Its net profit of 1.09 billion Br from its operations last year (up by 5.3pc from the previous year) was a little more than half the average for the eight most prominent private banks in the industry, with Awash (5.3 billion Br), Cooperative Bank of Oromia (2.04 billion Br), Bank of Abyssinia (3.2 billion Br) and Dashen Bank (2.9 billion Br) huddling to the front. If there would be a consolation for Hibret's executives, their profit size is double the amount posted by Wegagen Bank.

Under Melaku's management, Hibret opened 40 more service outlets in the past year, bringing its outreach to 423. It recruited 552 new employees in the reported year, bringing its workforce to 7,659.

The Bank has generated massive income from financial and non-financial intermediation activities, growing interests on loans, advances and investments in securities to 6.68 billion Br, an increase of 65.4pc. Its loan-to-deposit ratio went up by three percentage points to 84pc, equal to the average of the eight banks.
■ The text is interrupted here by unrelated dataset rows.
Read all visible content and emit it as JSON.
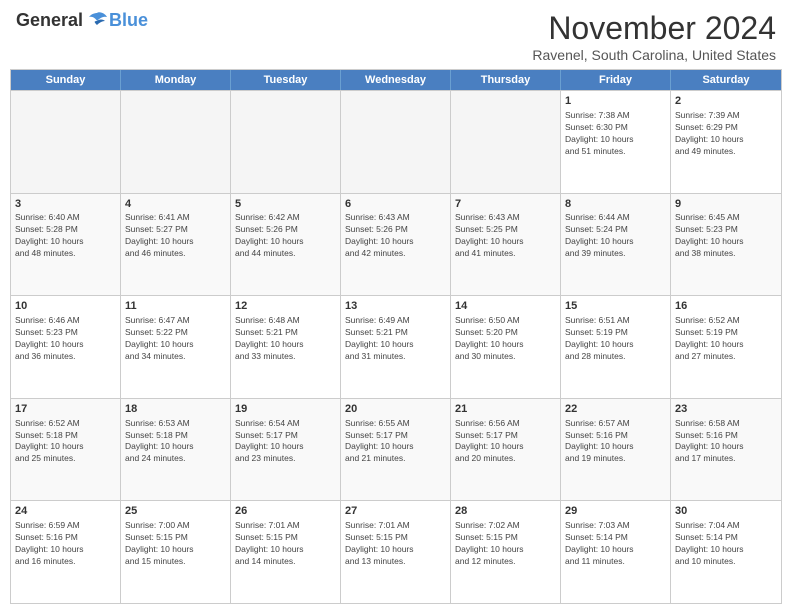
{
  "header": {
    "logo_general": "General",
    "logo_blue": "Blue",
    "month_title": "November 2024",
    "location": "Ravenel, South Carolina, United States"
  },
  "calendar": {
    "days_of_week": [
      "Sunday",
      "Monday",
      "Tuesday",
      "Wednesday",
      "Thursday",
      "Friday",
      "Saturday"
    ],
    "weeks": [
      [
        {
          "day": "",
          "empty": true
        },
        {
          "day": "",
          "empty": true
        },
        {
          "day": "",
          "empty": true
        },
        {
          "day": "",
          "empty": true
        },
        {
          "day": "",
          "empty": true
        },
        {
          "day": "1",
          "info": "Sunrise: 7:38 AM\nSunset: 6:30 PM\nDaylight: 10 hours\nand 51 minutes."
        },
        {
          "day": "2",
          "info": "Sunrise: 7:39 AM\nSunset: 6:29 PM\nDaylight: 10 hours\nand 49 minutes."
        }
      ],
      [
        {
          "day": "3",
          "info": "Sunrise: 6:40 AM\nSunset: 5:28 PM\nDaylight: 10 hours\nand 48 minutes."
        },
        {
          "day": "4",
          "info": "Sunrise: 6:41 AM\nSunset: 5:27 PM\nDaylight: 10 hours\nand 46 minutes."
        },
        {
          "day": "5",
          "info": "Sunrise: 6:42 AM\nSunset: 5:26 PM\nDaylight: 10 hours\nand 44 minutes."
        },
        {
          "day": "6",
          "info": "Sunrise: 6:43 AM\nSunset: 5:26 PM\nDaylight: 10 hours\nand 42 minutes."
        },
        {
          "day": "7",
          "info": "Sunrise: 6:43 AM\nSunset: 5:25 PM\nDaylight: 10 hours\nand 41 minutes."
        },
        {
          "day": "8",
          "info": "Sunrise: 6:44 AM\nSunset: 5:24 PM\nDaylight: 10 hours\nand 39 minutes."
        },
        {
          "day": "9",
          "info": "Sunrise: 6:45 AM\nSunset: 5:23 PM\nDaylight: 10 hours\nand 38 minutes."
        }
      ],
      [
        {
          "day": "10",
          "info": "Sunrise: 6:46 AM\nSunset: 5:23 PM\nDaylight: 10 hours\nand 36 minutes."
        },
        {
          "day": "11",
          "info": "Sunrise: 6:47 AM\nSunset: 5:22 PM\nDaylight: 10 hours\nand 34 minutes."
        },
        {
          "day": "12",
          "info": "Sunrise: 6:48 AM\nSunset: 5:21 PM\nDaylight: 10 hours\nand 33 minutes."
        },
        {
          "day": "13",
          "info": "Sunrise: 6:49 AM\nSunset: 5:21 PM\nDaylight: 10 hours\nand 31 minutes."
        },
        {
          "day": "14",
          "info": "Sunrise: 6:50 AM\nSunset: 5:20 PM\nDaylight: 10 hours\nand 30 minutes."
        },
        {
          "day": "15",
          "info": "Sunrise: 6:51 AM\nSunset: 5:19 PM\nDaylight: 10 hours\nand 28 minutes."
        },
        {
          "day": "16",
          "info": "Sunrise: 6:52 AM\nSunset: 5:19 PM\nDaylight: 10 hours\nand 27 minutes."
        }
      ],
      [
        {
          "day": "17",
          "info": "Sunrise: 6:52 AM\nSunset: 5:18 PM\nDaylight: 10 hours\nand 25 minutes."
        },
        {
          "day": "18",
          "info": "Sunrise: 6:53 AM\nSunset: 5:18 PM\nDaylight: 10 hours\nand 24 minutes."
        },
        {
          "day": "19",
          "info": "Sunrise: 6:54 AM\nSunset: 5:17 PM\nDaylight: 10 hours\nand 23 minutes."
        },
        {
          "day": "20",
          "info": "Sunrise: 6:55 AM\nSunset: 5:17 PM\nDaylight: 10 hours\nand 21 minutes."
        },
        {
          "day": "21",
          "info": "Sunrise: 6:56 AM\nSunset: 5:17 PM\nDaylight: 10 hours\nand 20 minutes."
        },
        {
          "day": "22",
          "info": "Sunrise: 6:57 AM\nSunset: 5:16 PM\nDaylight: 10 hours\nand 19 minutes."
        },
        {
          "day": "23",
          "info": "Sunrise: 6:58 AM\nSunset: 5:16 PM\nDaylight: 10 hours\nand 17 minutes."
        }
      ],
      [
        {
          "day": "24",
          "info": "Sunrise: 6:59 AM\nSunset: 5:16 PM\nDaylight: 10 hours\nand 16 minutes."
        },
        {
          "day": "25",
          "info": "Sunrise: 7:00 AM\nSunset: 5:15 PM\nDaylight: 10 hours\nand 15 minutes."
        },
        {
          "day": "26",
          "info": "Sunrise: 7:01 AM\nSunset: 5:15 PM\nDaylight: 10 hours\nand 14 minutes."
        },
        {
          "day": "27",
          "info": "Sunrise: 7:01 AM\nSunset: 5:15 PM\nDaylight: 10 hours\nand 13 minutes."
        },
        {
          "day": "28",
          "info": "Sunrise: 7:02 AM\nSunset: 5:15 PM\nDaylight: 10 hours\nand 12 minutes."
        },
        {
          "day": "29",
          "info": "Sunrise: 7:03 AM\nSunset: 5:14 PM\nDaylight: 10 hours\nand 11 minutes."
        },
        {
          "day": "30",
          "info": "Sunrise: 7:04 AM\nSunset: 5:14 PM\nDaylight: 10 hours\nand 10 minutes."
        }
      ]
    ]
  }
}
The Bank of Abyssinia and Dashen Bank recorded the highest percentages of 91pc and 87pc, respectively.

Revenues from commission and services charges grew by 38.9pc to 1.3 billion Br.

"The executives should be appreciated for significantly growing their income," said Abdulmenan.

An upsurge in expenses accompanied the income increase.

Expenses on interests (2.31 billion Br) registered a modest growth of 8.9pc, compared to the swell in interest income.

General administration expenses increased by 36.9pc and salaries and benefits went up by 43.2pc. The significant increases in general administration (1.52 billion Bwagesries and benefits (1.69 billion Br) expenses undermined the performance achieved in revenue generation.

"It's due to 35pc salary increment," Melaku told Fortune.

This needs the watchful eyes of the management, according to the expert.

Even though the Bank records show an increase in operating expenses, it is much lower than the 4.8 billion Br average for the eight private banks.

Hibret's liquidity position saw headway in cash and bank balance (10.66 billion Br), growing by 56.6pc.

The total assets of Hibret Bank expanded to 67.41 billion Br, higher by 24.6pc from the previous years but only 65pc of the average for its peers. Twice lower than the Awash Bank, Hibret Bank's liabilities are seven billion Birr less than its total asset and two-thirds of the 92.3 billion Br average the eight banks posted. Its deposit mobilisation soared to 53.8 billion Br, the fifth largest among the eight, following Awash (148 billion Br), Abyssinia (122 billion Br), Oromia Coop (96.7 billion Br) and Dashen (91.2 billion Br).

PUBLISHED ON Feb 04,2023 [ VOL 23 , NO 1188]

How useful was this post?

Click on a star to rate it!

Average rating 0 / 5. Vote count: 0

No votes so far! Be the first to rate this post.

Put your comments here

N.B: A submit button will appear once you fill out all the required fields.

Editors' Pick